ALL the tools, all the talent but none of the consistency, David Ngog’s infuriating two-and-a-half years at the Reebok will probably go down as one of Wanderers’ most costly mistakes.
Owen Coyle was convinced he could succeed where Liverpool failed when it came to paying out £4milion for the Frenchman’s services in the summer of 2011.
A year earlier he had been quoted nearly double that figure by the Anfield club, who had given Ngog the exposure following a £1.5m move from Paris St Germain as a teenager but reaped only minimal reward.
Finding the key to untapping those flashes of talent continued to elude the Scot up until the day he was sacked – and continued to be a problem for the man who succeeded him.
Now, Michael Laudrup aims to take up the challenge after taking the striker to Swansea City, and relieving Wanderers of one of their biggest financial burdens in the process.
With wages and transfer fees, Ngog’s spell at Bolton cost around £9million – or roughly £562,000 for each goal he scored for the club.
The softly-spoken Parisian cannot be blamed for those crazy numbers, but like Johan Elmander before him, the price tag never sat well.
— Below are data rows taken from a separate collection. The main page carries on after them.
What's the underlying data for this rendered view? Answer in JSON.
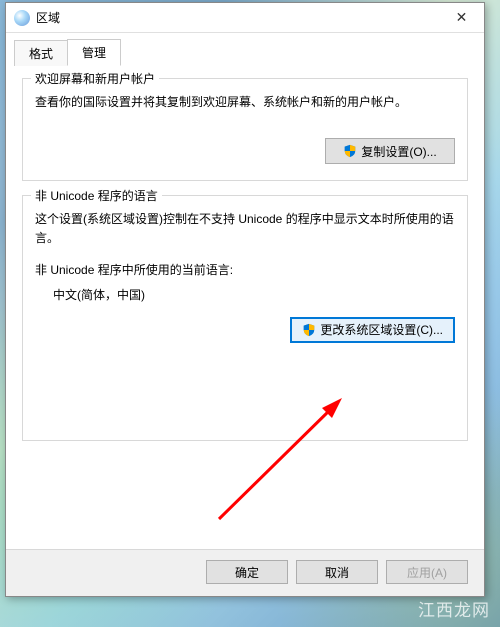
{
  "dialog": {
    "title": "区域",
    "tabs": {
      "format": "格式",
      "admin": "管理"
    },
    "group1": {
      "title": "欢迎屏幕和新用户帐户",
      "text": "查看你的国际设置并将其复制到欢迎屏幕、系统帐户和新的用户帐户。",
      "button": "复制设置(O)..."
    },
    "group2": {
      "title": "非 Unicode 程序的语言",
      "text": "这个设置(系统区域设置)控制在不支持 Unicode 的程序中显示文本时所使用的语言。",
      "current_label": "非 Unicode 程序中所使用的当前语言:",
      "current_value": "中文(简体，中国)",
      "button": "更改系统区域设置(C)..."
    },
    "buttons": {
      "ok": "确定",
      "cancel": "取消",
      "apply": "应用(A)"
    }
  },
  "watermark": "江西龙网"
}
Like the Sweden international, Ngog kept his head down and worked for the cause, but for a club of Wanderers’ size, such an investment needs much more of a return.
The 24-year-old scored 16 goals in all competitions in a Reebok career littered with niggling injuries and false starts.
For every cameo from the bench that had us eulogising over his pace and power – Freedman’s first game in charge against Cardiff City, for example – there would be another three games where you hardly noticed him on the pitch.
Ngog never asked to be the main man and didn’t court the publicity. But at a time when Wanderers needed leaders in the camp, his genteel style just didn’t fit in with the rough and tough surroundings of the Championship.
While few Wanderers fans mourned his sale to the Premier League Swans, many were backing him to make a success of his move to South Wales.
Top-flight football means a style more in keeping with his pedigree but even with nearly six years’ experience of English football behind him there remain serious questions over whether he can score goals on a regular basis at any level, and where his best position truly lies.
At 24 he is no longer a youngster – a factor often used by managers to deflect criticism that came his way during his time at the Reebok.
His departure at Bolton has thrown a lifeline to Freedman in his efforts to bring a grittier edge to a team that, like Ngog, fails to produce performances that match their pedigree on a regular enough basis.
Three or four new players could be brought in on a temporary basis for the price of one – and the timing of the deal could hardly have been fortuitous, considering the striker’s contract was ticking down to nothing in the summer.
Ideally both sides will benefit. Ngog gets a fresh start, free from the price tag and expectation and in surroundings that suit him. Wanderers are able to bring in players who can come up with the goods when the club really need it, something Ngog sadly failed to do.